### What is needed
Where the records below show the word "random" in a line, please copy that line.

### Information given
————————

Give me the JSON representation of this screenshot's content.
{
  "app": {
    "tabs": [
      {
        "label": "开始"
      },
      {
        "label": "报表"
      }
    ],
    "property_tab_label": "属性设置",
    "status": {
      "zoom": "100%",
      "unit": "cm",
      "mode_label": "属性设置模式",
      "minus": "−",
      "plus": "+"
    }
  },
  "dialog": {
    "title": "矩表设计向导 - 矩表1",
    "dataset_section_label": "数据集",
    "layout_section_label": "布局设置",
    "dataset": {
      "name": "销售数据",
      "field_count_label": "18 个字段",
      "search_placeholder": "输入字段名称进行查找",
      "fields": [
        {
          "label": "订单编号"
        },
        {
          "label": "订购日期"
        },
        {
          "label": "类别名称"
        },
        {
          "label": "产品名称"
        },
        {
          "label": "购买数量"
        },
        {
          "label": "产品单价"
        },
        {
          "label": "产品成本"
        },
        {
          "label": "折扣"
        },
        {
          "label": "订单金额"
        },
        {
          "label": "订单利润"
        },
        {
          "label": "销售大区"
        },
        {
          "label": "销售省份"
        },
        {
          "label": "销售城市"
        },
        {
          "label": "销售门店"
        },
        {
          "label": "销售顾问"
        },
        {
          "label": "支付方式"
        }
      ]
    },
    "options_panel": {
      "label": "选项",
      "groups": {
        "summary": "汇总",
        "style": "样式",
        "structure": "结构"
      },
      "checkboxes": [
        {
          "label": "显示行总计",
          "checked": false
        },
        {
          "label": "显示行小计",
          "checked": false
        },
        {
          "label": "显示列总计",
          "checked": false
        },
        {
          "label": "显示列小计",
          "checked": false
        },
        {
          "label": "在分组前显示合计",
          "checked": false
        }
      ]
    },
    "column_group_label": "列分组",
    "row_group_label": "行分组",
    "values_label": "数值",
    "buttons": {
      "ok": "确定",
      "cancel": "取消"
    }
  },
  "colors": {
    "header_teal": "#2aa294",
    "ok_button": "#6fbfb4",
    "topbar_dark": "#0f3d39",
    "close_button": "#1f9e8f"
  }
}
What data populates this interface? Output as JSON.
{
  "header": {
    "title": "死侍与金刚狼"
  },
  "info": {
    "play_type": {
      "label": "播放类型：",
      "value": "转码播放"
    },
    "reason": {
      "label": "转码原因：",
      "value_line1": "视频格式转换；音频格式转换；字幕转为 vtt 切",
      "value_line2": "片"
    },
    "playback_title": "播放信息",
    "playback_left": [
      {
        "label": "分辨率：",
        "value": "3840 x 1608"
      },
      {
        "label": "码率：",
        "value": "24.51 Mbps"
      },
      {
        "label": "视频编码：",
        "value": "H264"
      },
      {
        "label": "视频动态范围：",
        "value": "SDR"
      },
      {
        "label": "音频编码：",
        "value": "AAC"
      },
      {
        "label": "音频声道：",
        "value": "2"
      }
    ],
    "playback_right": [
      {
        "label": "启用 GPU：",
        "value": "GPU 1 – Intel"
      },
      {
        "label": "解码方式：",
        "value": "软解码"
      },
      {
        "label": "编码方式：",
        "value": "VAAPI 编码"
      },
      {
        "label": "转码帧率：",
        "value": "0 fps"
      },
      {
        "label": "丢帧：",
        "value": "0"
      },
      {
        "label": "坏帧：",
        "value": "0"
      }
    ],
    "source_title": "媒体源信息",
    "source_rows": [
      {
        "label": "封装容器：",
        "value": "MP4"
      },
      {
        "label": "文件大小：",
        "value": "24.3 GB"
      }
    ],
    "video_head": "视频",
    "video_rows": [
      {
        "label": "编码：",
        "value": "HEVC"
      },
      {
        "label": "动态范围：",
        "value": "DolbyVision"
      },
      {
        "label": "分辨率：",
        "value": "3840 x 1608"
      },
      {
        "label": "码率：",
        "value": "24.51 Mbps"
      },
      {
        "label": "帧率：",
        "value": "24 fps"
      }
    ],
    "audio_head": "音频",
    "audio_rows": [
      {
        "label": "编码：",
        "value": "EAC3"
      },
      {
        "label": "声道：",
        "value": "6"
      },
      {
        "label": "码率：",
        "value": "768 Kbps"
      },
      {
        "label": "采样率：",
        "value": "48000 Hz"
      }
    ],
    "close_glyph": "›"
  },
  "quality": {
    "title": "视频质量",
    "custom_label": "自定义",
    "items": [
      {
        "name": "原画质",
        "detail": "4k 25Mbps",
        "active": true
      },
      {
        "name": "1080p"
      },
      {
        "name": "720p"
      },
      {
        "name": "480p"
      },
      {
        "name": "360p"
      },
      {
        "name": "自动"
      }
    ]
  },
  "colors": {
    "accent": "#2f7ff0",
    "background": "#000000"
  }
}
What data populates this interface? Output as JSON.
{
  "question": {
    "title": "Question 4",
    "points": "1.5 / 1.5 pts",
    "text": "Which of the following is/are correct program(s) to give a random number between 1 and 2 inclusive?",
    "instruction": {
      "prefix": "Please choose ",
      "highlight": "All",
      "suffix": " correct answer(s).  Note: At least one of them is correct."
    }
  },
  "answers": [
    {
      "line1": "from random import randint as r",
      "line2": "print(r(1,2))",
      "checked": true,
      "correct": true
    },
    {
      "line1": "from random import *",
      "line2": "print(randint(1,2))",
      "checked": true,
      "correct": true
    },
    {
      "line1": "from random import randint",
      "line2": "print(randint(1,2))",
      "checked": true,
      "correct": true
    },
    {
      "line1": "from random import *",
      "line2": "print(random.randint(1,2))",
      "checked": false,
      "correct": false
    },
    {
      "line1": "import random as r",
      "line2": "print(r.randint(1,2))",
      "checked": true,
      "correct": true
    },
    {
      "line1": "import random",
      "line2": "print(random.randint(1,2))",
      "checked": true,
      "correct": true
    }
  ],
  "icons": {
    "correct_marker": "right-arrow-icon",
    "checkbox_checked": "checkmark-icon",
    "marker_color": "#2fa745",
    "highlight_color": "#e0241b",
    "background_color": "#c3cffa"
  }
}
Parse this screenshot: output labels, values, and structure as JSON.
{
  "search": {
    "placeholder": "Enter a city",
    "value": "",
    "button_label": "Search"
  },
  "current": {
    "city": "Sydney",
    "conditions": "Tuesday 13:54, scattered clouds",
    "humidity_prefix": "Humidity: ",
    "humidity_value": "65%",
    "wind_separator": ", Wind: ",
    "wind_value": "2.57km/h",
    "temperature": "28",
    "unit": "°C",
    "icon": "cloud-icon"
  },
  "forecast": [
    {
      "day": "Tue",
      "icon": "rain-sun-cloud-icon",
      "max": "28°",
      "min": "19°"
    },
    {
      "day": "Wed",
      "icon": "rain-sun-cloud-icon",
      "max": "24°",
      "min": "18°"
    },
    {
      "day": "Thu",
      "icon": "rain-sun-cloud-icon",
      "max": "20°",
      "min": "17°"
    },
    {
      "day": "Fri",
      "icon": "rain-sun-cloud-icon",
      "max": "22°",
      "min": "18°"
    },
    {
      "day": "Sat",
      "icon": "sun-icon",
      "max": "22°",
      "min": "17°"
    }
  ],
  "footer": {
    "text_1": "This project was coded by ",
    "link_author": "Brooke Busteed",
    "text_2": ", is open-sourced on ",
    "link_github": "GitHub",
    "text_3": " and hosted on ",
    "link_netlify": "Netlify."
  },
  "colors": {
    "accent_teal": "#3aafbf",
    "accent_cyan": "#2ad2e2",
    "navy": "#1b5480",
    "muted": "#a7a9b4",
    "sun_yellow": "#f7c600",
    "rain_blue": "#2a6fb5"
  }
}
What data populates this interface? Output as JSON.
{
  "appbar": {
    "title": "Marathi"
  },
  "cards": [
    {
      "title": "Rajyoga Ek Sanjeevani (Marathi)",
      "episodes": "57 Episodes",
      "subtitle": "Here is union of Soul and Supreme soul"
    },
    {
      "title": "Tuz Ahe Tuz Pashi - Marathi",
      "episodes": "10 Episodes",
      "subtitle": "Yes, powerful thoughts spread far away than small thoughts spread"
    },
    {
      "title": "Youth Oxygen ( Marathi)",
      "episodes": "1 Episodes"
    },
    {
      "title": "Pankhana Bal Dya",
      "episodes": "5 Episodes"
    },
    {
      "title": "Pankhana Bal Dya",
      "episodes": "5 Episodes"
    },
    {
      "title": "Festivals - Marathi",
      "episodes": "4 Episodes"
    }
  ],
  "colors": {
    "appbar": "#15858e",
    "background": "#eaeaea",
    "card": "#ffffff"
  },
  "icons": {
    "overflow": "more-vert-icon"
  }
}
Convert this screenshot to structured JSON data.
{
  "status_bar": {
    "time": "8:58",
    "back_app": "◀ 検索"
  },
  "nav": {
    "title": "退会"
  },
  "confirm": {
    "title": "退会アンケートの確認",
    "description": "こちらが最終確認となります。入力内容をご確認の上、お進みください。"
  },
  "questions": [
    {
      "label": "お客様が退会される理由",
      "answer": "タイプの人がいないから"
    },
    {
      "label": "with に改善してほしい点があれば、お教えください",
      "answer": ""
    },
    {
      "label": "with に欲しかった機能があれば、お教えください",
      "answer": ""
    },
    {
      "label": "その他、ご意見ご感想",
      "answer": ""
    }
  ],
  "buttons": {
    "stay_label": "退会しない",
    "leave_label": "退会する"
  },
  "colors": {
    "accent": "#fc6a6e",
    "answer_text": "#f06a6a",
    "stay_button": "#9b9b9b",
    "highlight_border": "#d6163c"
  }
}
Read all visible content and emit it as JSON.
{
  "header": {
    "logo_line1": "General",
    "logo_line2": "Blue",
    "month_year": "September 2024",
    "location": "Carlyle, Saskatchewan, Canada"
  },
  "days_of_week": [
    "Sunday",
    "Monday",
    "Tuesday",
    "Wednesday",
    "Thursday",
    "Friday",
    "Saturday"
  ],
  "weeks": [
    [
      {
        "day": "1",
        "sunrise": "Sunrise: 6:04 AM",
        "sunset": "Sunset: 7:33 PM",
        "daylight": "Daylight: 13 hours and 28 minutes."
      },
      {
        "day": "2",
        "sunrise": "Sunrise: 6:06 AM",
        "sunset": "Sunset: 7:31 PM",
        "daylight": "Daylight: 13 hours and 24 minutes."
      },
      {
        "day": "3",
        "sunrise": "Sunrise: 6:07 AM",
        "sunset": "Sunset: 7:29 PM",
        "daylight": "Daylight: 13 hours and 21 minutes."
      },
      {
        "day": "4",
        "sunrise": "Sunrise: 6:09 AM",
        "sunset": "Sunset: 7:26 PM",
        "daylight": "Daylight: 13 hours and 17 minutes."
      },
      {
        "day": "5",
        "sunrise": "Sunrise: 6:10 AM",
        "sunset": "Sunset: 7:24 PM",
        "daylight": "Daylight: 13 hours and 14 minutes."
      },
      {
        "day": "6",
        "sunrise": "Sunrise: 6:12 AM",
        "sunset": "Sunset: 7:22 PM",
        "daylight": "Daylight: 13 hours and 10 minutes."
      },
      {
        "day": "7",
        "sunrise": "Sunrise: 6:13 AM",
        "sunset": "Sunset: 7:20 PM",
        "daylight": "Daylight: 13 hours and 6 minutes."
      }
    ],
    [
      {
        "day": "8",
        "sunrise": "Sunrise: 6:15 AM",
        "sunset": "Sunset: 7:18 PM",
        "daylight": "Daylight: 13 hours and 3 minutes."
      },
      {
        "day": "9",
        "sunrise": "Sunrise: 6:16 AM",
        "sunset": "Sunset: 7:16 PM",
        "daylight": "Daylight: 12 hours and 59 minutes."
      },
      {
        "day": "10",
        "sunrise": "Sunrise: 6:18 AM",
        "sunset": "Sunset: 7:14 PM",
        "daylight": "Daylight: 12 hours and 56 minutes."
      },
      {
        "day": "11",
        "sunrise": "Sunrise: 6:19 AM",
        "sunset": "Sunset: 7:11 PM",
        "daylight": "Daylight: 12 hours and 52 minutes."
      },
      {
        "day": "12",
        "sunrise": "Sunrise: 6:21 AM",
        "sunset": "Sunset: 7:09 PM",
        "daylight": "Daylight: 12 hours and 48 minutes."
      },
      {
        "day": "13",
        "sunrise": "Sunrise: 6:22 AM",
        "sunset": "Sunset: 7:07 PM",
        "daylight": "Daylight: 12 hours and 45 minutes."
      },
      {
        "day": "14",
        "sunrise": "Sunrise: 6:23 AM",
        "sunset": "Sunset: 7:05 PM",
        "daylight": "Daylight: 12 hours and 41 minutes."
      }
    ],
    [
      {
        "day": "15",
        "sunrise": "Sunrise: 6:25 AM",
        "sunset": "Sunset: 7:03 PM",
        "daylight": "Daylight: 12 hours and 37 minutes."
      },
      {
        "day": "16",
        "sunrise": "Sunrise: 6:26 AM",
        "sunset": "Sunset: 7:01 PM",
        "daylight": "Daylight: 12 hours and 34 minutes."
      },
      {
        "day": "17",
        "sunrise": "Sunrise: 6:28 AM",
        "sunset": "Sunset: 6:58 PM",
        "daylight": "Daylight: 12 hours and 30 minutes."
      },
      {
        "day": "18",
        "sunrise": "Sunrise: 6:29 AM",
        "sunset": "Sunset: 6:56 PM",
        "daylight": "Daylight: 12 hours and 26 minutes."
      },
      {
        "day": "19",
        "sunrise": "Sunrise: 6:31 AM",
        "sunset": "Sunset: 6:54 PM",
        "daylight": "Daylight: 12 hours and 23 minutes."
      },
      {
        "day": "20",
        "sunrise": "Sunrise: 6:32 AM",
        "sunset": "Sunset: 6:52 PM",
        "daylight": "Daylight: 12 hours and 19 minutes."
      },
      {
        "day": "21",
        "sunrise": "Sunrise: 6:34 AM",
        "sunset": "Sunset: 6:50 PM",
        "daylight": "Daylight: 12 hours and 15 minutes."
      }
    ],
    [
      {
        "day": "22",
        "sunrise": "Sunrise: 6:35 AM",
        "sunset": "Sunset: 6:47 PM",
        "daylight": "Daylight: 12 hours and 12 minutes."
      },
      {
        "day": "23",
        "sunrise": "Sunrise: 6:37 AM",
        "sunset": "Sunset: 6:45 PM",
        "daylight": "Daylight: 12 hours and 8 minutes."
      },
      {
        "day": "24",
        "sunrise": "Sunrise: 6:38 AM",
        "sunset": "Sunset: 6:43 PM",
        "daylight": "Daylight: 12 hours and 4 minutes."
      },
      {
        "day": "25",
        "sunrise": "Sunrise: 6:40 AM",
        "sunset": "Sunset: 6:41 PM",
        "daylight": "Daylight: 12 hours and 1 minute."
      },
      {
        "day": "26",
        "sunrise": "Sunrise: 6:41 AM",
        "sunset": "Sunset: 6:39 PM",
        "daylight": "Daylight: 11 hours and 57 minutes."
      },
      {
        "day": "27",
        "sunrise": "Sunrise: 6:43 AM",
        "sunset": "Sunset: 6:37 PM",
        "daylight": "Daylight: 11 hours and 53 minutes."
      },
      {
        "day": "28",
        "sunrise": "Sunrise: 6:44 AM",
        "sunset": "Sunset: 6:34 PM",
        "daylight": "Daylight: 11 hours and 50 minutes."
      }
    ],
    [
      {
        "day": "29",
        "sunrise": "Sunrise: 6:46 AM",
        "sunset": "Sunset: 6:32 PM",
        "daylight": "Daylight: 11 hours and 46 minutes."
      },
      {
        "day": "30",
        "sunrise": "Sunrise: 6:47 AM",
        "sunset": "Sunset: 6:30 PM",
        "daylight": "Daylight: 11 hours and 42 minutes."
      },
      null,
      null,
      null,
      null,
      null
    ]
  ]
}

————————

### Problem solution
    "text": "Which of the following is/are correct program(s) to give a random number between 1 and 2 inclusive?",
      "line1": "from random import randint as r",
      "line1": "from random import *",
      "line1": "from random import randint",
      "line1": "from random import *",
      "line2": "print(random.randint(1,2))",
      "line1": "import random as r",
      "line1": "import random",
      "line2": "print(random.randint(1,2))",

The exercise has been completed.